**Exercise details**
In the material below, find each line that contains the word "Tickets" and copy it.
═══
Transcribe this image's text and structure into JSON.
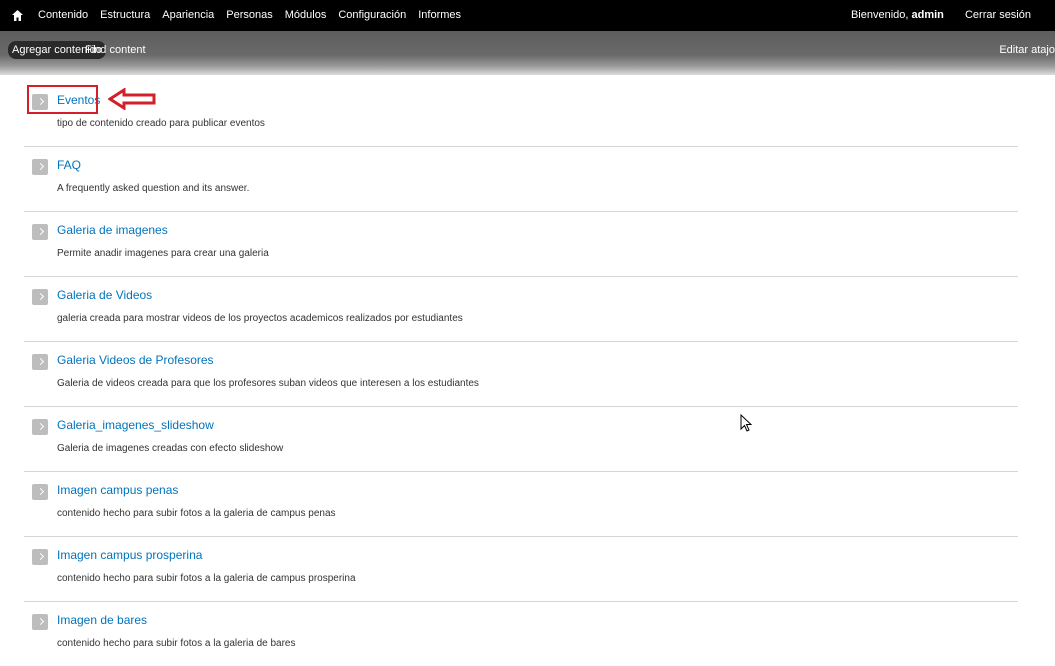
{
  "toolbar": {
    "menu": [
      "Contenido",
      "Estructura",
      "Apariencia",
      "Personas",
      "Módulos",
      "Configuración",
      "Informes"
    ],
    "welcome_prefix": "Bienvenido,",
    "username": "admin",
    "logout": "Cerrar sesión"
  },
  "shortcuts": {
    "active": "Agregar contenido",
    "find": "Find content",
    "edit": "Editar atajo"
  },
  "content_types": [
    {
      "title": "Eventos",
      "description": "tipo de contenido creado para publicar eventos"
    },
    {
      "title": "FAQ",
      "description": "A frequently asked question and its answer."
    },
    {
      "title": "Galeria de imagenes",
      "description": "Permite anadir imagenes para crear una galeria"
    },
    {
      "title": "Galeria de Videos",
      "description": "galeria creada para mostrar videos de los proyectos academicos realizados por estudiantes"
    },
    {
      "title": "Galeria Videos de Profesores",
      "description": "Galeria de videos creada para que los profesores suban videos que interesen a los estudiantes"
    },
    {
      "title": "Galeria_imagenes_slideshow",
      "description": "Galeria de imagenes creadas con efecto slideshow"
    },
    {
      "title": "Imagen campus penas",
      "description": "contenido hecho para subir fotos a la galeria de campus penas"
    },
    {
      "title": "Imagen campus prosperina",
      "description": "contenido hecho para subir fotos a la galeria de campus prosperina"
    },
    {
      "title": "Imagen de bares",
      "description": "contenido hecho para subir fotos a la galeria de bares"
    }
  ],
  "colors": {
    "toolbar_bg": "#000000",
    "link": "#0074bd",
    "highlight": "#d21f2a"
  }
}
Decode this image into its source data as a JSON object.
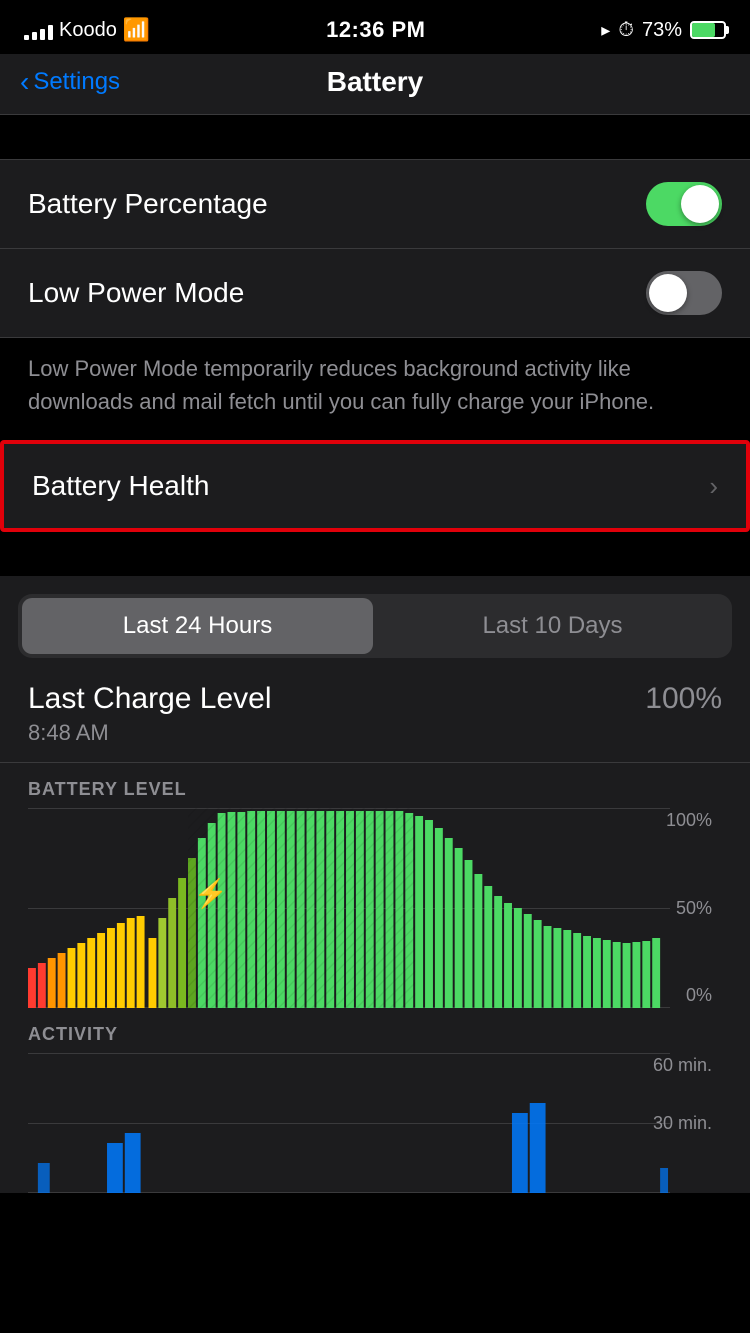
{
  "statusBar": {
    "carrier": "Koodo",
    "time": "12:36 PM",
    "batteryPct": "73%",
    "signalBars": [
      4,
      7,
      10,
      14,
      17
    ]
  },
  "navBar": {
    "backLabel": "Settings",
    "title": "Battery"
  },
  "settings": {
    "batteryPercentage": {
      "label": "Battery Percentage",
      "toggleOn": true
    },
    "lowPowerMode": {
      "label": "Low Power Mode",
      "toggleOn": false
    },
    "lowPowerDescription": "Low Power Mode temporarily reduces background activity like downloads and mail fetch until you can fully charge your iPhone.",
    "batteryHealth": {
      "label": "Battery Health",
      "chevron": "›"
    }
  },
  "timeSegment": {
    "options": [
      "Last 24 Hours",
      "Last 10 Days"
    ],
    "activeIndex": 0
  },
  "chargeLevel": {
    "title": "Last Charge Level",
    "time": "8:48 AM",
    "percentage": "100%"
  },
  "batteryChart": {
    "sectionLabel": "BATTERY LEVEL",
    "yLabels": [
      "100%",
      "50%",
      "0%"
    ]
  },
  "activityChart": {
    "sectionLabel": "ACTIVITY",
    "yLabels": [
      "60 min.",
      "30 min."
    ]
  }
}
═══
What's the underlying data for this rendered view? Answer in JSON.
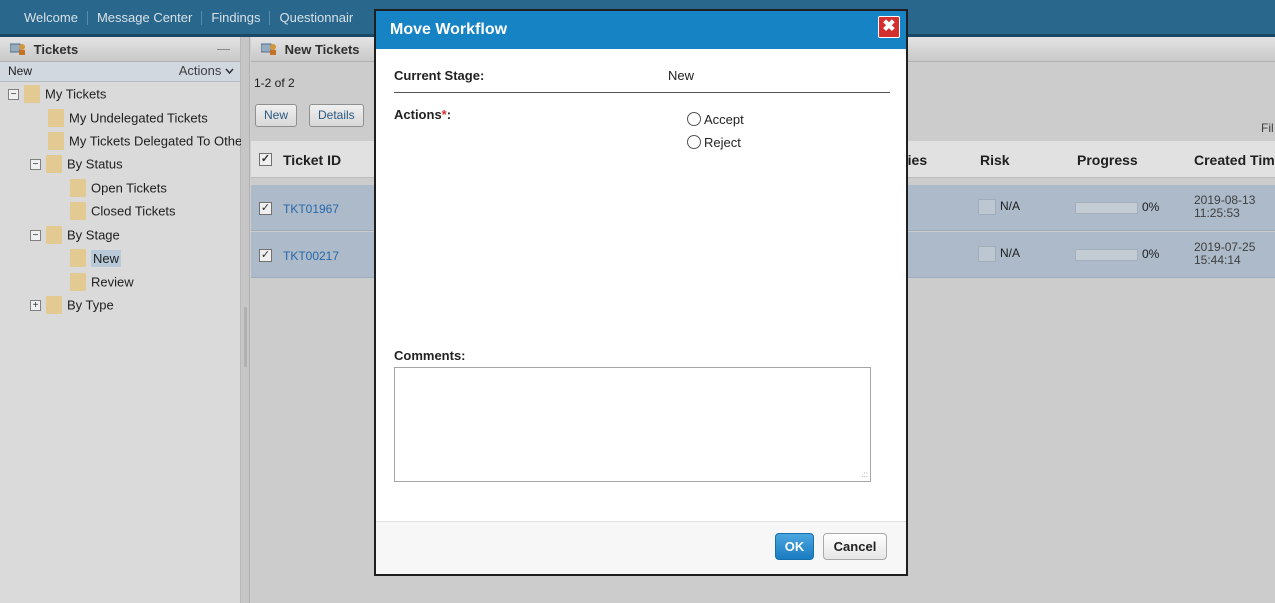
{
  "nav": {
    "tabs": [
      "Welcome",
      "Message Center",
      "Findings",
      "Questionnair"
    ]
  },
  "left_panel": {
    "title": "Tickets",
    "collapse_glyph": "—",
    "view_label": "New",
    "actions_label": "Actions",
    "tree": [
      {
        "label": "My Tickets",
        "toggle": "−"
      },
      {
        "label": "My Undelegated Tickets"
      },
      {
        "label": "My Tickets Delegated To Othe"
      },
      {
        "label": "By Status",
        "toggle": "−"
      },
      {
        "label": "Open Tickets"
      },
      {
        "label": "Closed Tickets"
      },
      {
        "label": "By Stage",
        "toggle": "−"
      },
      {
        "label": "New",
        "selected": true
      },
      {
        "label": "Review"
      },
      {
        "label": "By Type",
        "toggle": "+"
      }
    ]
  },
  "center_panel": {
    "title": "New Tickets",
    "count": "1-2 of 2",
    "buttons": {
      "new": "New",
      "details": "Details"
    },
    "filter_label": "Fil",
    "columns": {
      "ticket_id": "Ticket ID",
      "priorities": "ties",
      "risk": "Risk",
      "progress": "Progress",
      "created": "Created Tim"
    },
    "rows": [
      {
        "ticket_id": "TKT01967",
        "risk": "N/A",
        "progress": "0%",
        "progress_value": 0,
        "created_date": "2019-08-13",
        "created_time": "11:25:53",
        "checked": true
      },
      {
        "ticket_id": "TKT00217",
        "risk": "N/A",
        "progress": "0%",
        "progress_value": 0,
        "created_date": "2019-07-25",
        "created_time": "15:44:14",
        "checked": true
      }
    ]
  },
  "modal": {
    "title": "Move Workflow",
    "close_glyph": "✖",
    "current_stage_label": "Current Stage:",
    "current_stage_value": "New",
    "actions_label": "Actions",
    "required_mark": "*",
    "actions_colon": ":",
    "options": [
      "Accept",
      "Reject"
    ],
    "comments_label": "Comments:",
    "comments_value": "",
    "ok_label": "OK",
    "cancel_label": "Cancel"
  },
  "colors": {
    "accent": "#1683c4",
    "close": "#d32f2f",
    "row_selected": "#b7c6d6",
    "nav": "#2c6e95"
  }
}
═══
**Solution**
    "title": "Tickets",
        "label": "My Tickets",
        "label": "My Undelegated Tickets"
        "label": "My Tickets Delegated To Othe"
        "label": "Open Tickets"
        "label": "Closed Tickets"
    "title": "New Tickets",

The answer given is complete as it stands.